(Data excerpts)
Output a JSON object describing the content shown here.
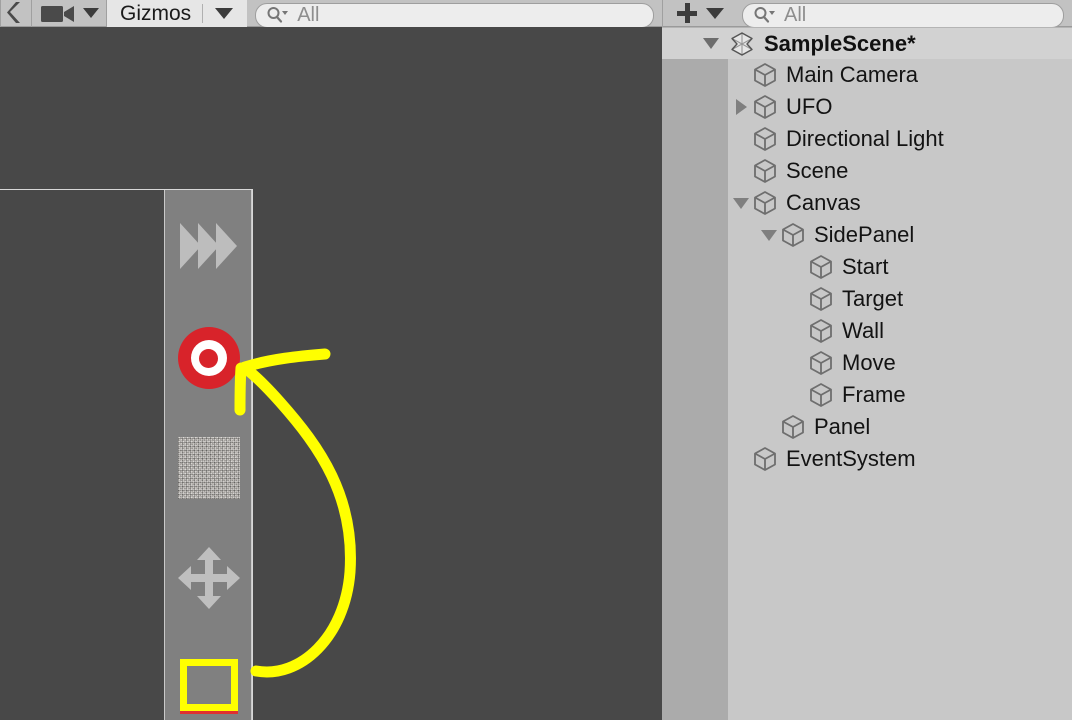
{
  "scene_toolbar": {
    "two_d_icon": "rotate-tool-icon",
    "camera_icon": "camera-icon",
    "camera_dropdown_icon": "chevron-down-icon",
    "gizmos_label": "Gizmos",
    "gizmos_dropdown_icon": "chevron-down-icon",
    "search": {
      "icon": "search-icon",
      "value": "",
      "placeholder": "All"
    }
  },
  "hierarchy_toolbar": {
    "add_icon": "plus-icon",
    "add_dropdown_icon": "chevron-down-icon",
    "search": {
      "icon": "search-icon",
      "value": "",
      "placeholder": "All"
    }
  },
  "hierarchy": {
    "scene": {
      "label": "SampleScene*",
      "icon": "unity-scene-icon",
      "foldout": "expanded"
    },
    "rows": [
      {
        "label": "Main Camera",
        "depth": 1,
        "foldout": "none",
        "icon": "gameobject-cube-icon"
      },
      {
        "label": "UFO",
        "depth": 1,
        "foldout": "collapsed",
        "icon": "gameobject-cube-icon"
      },
      {
        "label": "Directional Light",
        "depth": 1,
        "foldout": "none",
        "icon": "gameobject-cube-icon"
      },
      {
        "label": "Scene",
        "depth": 1,
        "foldout": "none",
        "icon": "gameobject-cube-icon"
      },
      {
        "label": "Canvas",
        "depth": 1,
        "foldout": "expanded",
        "icon": "gameobject-cube-icon"
      },
      {
        "label": "SidePanel",
        "depth": 2,
        "foldout": "expanded",
        "icon": "gameobject-cube-icon"
      },
      {
        "label": "Start",
        "depth": 3,
        "foldout": "none",
        "icon": "gameobject-cube-icon"
      },
      {
        "label": "Target",
        "depth": 3,
        "foldout": "none",
        "icon": "gameobject-cube-icon"
      },
      {
        "label": "Wall",
        "depth": 3,
        "foldout": "none",
        "icon": "gameobject-cube-icon"
      },
      {
        "label": "Move",
        "depth": 3,
        "foldout": "none",
        "icon": "gameobject-cube-icon"
      },
      {
        "label": "Frame",
        "depth": 3,
        "foldout": "none",
        "icon": "gameobject-cube-icon"
      },
      {
        "label": "Panel",
        "depth": 2,
        "foldout": "none",
        "icon": "gameobject-cube-icon"
      },
      {
        "label": "EventSystem",
        "depth": 1,
        "foldout": "none",
        "icon": "gameobject-cube-icon"
      }
    ]
  },
  "scene_view": {
    "side_panel_buttons": [
      {
        "name": "start-fast-forward-button",
        "icon": "fast-forward-icon"
      },
      {
        "name": "target-button",
        "icon": "target-bullseye-icon"
      },
      {
        "name": "wall-texture-button",
        "icon": "noise-texture-swatch-icon"
      },
      {
        "name": "move-button",
        "icon": "move-four-arrows-icon"
      },
      {
        "name": "frame-button",
        "icon": "yellow-frame-square-icon"
      }
    ],
    "annotation": {
      "name": "yellow-curved-arrow-annotation",
      "color": "#ffff00",
      "points_to": "target-button"
    }
  },
  "colors": {
    "scene_background": "#484848",
    "toolbar_background": "#c2c2c2",
    "hierarchy_background": "#c8c8c8",
    "hierarchy_gutter": "#ababab",
    "hierarchy_scene_row": "#d2d2d2",
    "side_panel": "#808080",
    "accent_red": "#d8232a",
    "annotation_yellow": "#ffff00"
  }
}
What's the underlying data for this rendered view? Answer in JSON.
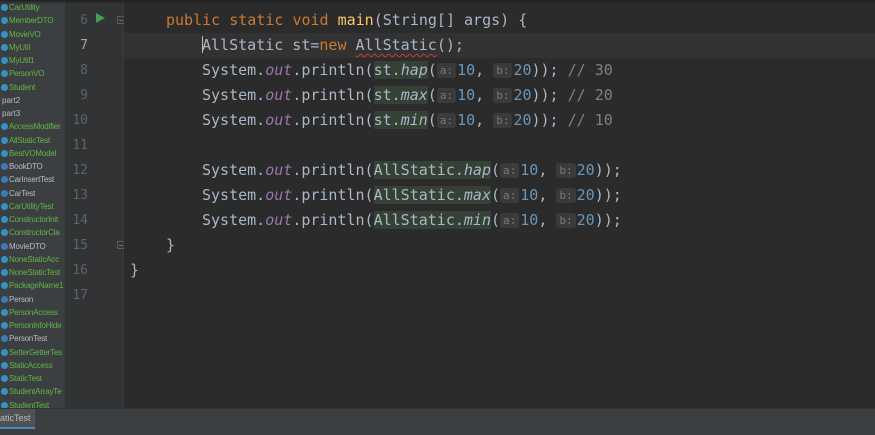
{
  "project": {
    "items": [
      {
        "label": "CarUtility",
        "kind": "test"
      },
      {
        "label": "MemberDTO",
        "kind": "test"
      },
      {
        "label": "MovieVO",
        "kind": "test"
      },
      {
        "label": "MyUtil",
        "kind": "test"
      },
      {
        "label": "MyUtil1",
        "kind": "test"
      },
      {
        "label": "PersonVO",
        "kind": "test"
      },
      {
        "label": "Student",
        "kind": "test"
      },
      {
        "label": "part2",
        "kind": "folder"
      },
      {
        "label": "part3",
        "kind": "folder"
      },
      {
        "label": "AccessModifier",
        "kind": "test"
      },
      {
        "label": "AllStaticTest",
        "kind": "test"
      },
      {
        "label": "BestVOModel",
        "kind": "test"
      },
      {
        "label": "BookDTO",
        "kind": "cls"
      },
      {
        "label": "CarInsertTest",
        "kind": "cls"
      },
      {
        "label": "CarTest",
        "kind": "cls"
      },
      {
        "label": "CarUtilityTest",
        "kind": "test"
      },
      {
        "label": "ConstructorInit",
        "kind": "test"
      },
      {
        "label": "ConstructorCla",
        "kind": "test"
      },
      {
        "label": "MovieDTO",
        "kind": "cls"
      },
      {
        "label": "NoneStaticAcc",
        "kind": "test"
      },
      {
        "label": "NoneStaticTest",
        "kind": "test"
      },
      {
        "label": "PackageName1",
        "kind": "test"
      },
      {
        "label": "Person",
        "kind": "cls"
      },
      {
        "label": "PersonAccess",
        "kind": "test"
      },
      {
        "label": "PersonInfoHide",
        "kind": "test"
      },
      {
        "label": "PersonTest",
        "kind": "cls"
      },
      {
        "label": "SetterGetterTes",
        "kind": "test"
      },
      {
        "label": "StaticAccess",
        "kind": "test"
      },
      {
        "label": "StaticTest",
        "kind": "test"
      },
      {
        "label": "StudentArrayTe",
        "kind": "test"
      },
      {
        "label": "StudentTest",
        "kind": "test"
      }
    ]
  },
  "editor": {
    "line_numbers": [
      "6",
      "7",
      "8",
      "9",
      "10",
      "11",
      "12",
      "13",
      "14",
      "15",
      "16",
      "17"
    ],
    "current_line": "7",
    "hints": {
      "a": "a:",
      "b": "b:"
    },
    "tokens": {
      "public": "public",
      "static": "static",
      "void": "void",
      "main": "main",
      "main_params": "(String[] args) {",
      "AllStatic": "AllStatic",
      "st_decl": " st=",
      "new": "new",
      "ctor_end": "();",
      "System": "System.",
      "out": "out",
      "println": ".println(",
      "st_dot": "st.",
      "AllStatic_dot": "AllStatic.",
      "hap": "hap",
      "max": "max",
      "min": "min",
      "open": "(",
      "n10": "10",
      "comma": ", ",
      "n20": "20",
      "close_cm": ")); ",
      "close_end": "));",
      "c30": "// 30",
      "c20": "// 20",
      "c10": "// 10",
      "brace": "}"
    }
  },
  "status": {
    "tab_label": "aticTest"
  },
  "colors": {
    "keyword": "#cc7832",
    "method": "#ffc66d",
    "number": "#6897bb",
    "comment": "#808080",
    "field": "#9876aa",
    "text": "#a9b7c6",
    "test_icon": "#3592c4",
    "run_icon": "#499c54"
  }
}
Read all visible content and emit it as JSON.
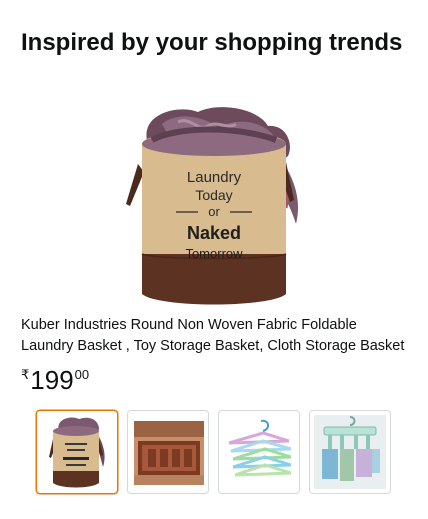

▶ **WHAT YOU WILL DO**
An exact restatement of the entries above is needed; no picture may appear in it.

▶ **OUTPUT OF THE EXERCISE**
Output a JSON object describing the content shown here.
{
  "scene_toolbar": {
    "two_d_icon": "rotate-tool-icon",
    "camera_icon": "camera-icon",
    "camera_dropdown_icon": "chevron-down-icon",
    "gizmos_label": "Gizmos",
    "gizmos_dropdown_icon": "chevron-down-icon",
    "search": {
      "icon": "search-icon",
      "value": "",
      "placeholder": "All"
    }
  },
  "hierarchy_toolbar": {
    "add_icon": "plus-icon",
    "add_dropdown_icon": "chevron-down-icon",
    "search": {
      "icon": "search-icon",
      "value": "",
      "placeholder": "All"
    }
  },
  "hierarchy": {
    "scene": {
      "label": "SampleScene*",
      "icon": "unity-scene-icon",
      "foldout": "expanded"
    },
    "rows": [
      {
        "label": "Main Camera",
        "depth": 1,
        "foldout": "none",
        "icon": "gameobject-cube-icon"
      },
      {
        "label": "UFO",
        "depth": 1,
        "foldout": "collapsed",
        "icon": "gameobject-cube-icon"
      },
      {
        "label": "Directional Light",
        "depth": 1,
        "foldout": "none",
        "icon": "gameobject-cube-icon"
      },
      {
        "label": "Scene",
        "depth": 1,
        "foldout": "none",
        "icon": "gameobject-cube-icon"
      },
      {
        "label": "Canvas",
        "depth": 1,
        "foldout": "expanded",
        "icon": "gameobject-cube-icon"
      },
      {
        "label": "SidePanel",
        "depth": 2,
        "foldout": "expanded",
        "icon": "gameobject-cube-icon"
      },
      {
        "label": "Start",
        "depth": 3,
        "foldout": "none",
        "icon": "gameobject-cube-icon"
      },
      {
        "label": "Target",
        "depth": 3,
        "foldout": "none",
        "icon": "gameobject-cube-icon"
      },
      {
        "label": "Wall",
        "depth": 3,
        "foldout": "none",
        "icon": "gameobject-cube-icon"
      },
      {
        "label": "Move",
        "depth": 3,
        "foldout": "none",
        "icon": "gameobject-cube-icon"
      },
      {
        "label": "Frame",
        "depth": 3,
        "foldout": "none",
        "icon": "gameobject-cube-icon"
      },
      {
        "label": "Panel",
        "depth": 2,
        "foldout": "none",
        "icon": "gameobject-cube-icon"
      },
      {
        "label": "EventSystem",
        "depth": 1,
        "foldout": "none",
        "icon": "gameobject-cube-icon"
      }
    ]
  },
  "scene_view": {
    "side_panel_buttons": [
      {
        "name": "start-fast-forward-button",
        "icon": "fast-forward-icon"
      },
      {
        "name": "target-button",
        "icon": "target-bullseye-icon"
      },
      {
        "name": "wall-texture-button",
        "icon": "noise-texture-swatch-icon"
      },
      {
        "name": "move-button",
        "icon": "move-four-arrows-icon"
      },
      {
        "name": "frame-button",
        "icon": "yellow-frame-square-icon"
      }
    ],
    "annotation": {
      "name": "yellow-curved-arrow-annotation",
      "color": "#ffff00",
      "points_to": "target-button"
    }
  },
  "colors": {
    "scene_background": "#484848",
    "toolbar_background": "#c2c2c2",
    "hierarchy_background": "#c8c8c8",
    "hierarchy_gutter": "#ababab",
    "hierarchy_scene_row": "#d2d2d2",
    "side_panel": "#808080",
    "accent_red": "#d8232a",
    "annotation_yellow": "#ffff00"
  }
}
What's the underlying data for this rendered view? Answer in JSON.
{
  "project": {
    "items": [
      {
        "label": "CarUtility",
        "kind": "test"
      },
      {
        "label": "MemberDTO",
        "kind": "test"
      },
      {
        "label": "MovieVO",
        "kind": "test"
      },
      {
        "label": "MyUtil",
        "kind": "test"
      },
      {
        "label": "MyUtil1",
        "kind": "test"
      },
      {
        "label": "PersonVO",
        "kind": "test"
      },
      {
        "label": "Student",
        "kind": "test"
      },
      {
        "label": "part2",
        "kind": "folder"
      },
      {
        "label": "part3",
        "kind": "folder"
      },
      {
        "label": "AccessModifier",
        "kind": "test"
      },
      {
        "label": "AllStaticTest",
        "kind": "test"
      },
      {
        "label": "BestVOModel",
        "kind": "test"
      },
      {
        "label": "BookDTO",
        "kind": "cls"
      },
      {
        "label": "CarInsertTest",
        "kind": "cls"
      },
      {
        "label": "CarTest",
        "kind": "cls"
      },
      {
        "label": "CarUtilityTest",
        "kind": "test"
      },
      {
        "label": "ConstructorInit",
        "kind": "test"
      },
      {
        "label": "ConstructorCla",
        "kind": "test"
      },
      {
        "label": "MovieDTO",
        "kind": "cls"
      },
      {
        "label": "NoneStaticAcc",
        "kind": "test"
      },
      {
        "label": "NoneStaticTest",
        "kind": "test"
      },
      {
        "label": "PackageName1",
        "kind": "test"
      },
      {
        "label": "Person",
        "kind": "cls"
      },
      {
        "label": "PersonAccess",
        "kind": "test"
      },
      {
        "label": "PersonInfoHide",
        "kind": "test"
      },
      {
        "label": "PersonTest",
        "kind": "cls"
      },
      {
        "label": "SetterGetterTes",
        "kind": "test"
      },
      {
        "label": "StaticAccess",
        "kind": "test"
      },
      {
        "label": "StaticTest",
        "kind": "test"
      },
      {
        "label": "StudentArrayTe",
        "kind": "test"
      },
      {
        "label": "StudentTest",
        "kind": "test"
      }
    ]
  },
  "editor": {
    "line_numbers": [
      "6",
      "7",
      "8",
      "9",
      "10",
      "11",
      "12",
      "13",
      "14",
      "15",
      "16",
      "17"
    ],
    "current_line": "7",
    "hints": {
      "a": "a:",
      "b": "b:"
    },
    "tokens": {
      "public": "public",
      "static": "static",
      "void": "void",
      "main": "main",
      "main_params": "(String[] args) {",
      "AllStatic": "AllStatic",
      "st_decl": " st=",
      "new": "new",
      "ctor_end": "();",
      "System": "System.",
      "out": "out",
      "println": ".println(",
      "st_dot": "st.",
      "AllStatic_dot": "AllStatic.",
      "hap": "hap",
      "max": "max",
      "min": "min",
      "open": "(",
      "n10": "10",
      "comma": ", ",
      "n20": "20",
      "close_cm": ")); ",
      "close_end": "));",
      "c30": "// 30",
      "c20": "// 20",
      "c10": "// 10",
      "brace": "}"
    }
  },
  "status": {
    "tab_label": "aticTest"
  },
  "colors": {
    "keyword": "#cc7832",
    "method": "#ffc66d",
    "number": "#6897bb",
    "comment": "#808080",
    "field": "#9876aa",
    "text": "#a9b7c6",
    "test_icon": "#3592c4",
    "run_icon": "#499c54"
  }
}
Read all visible content and emit it as JSON.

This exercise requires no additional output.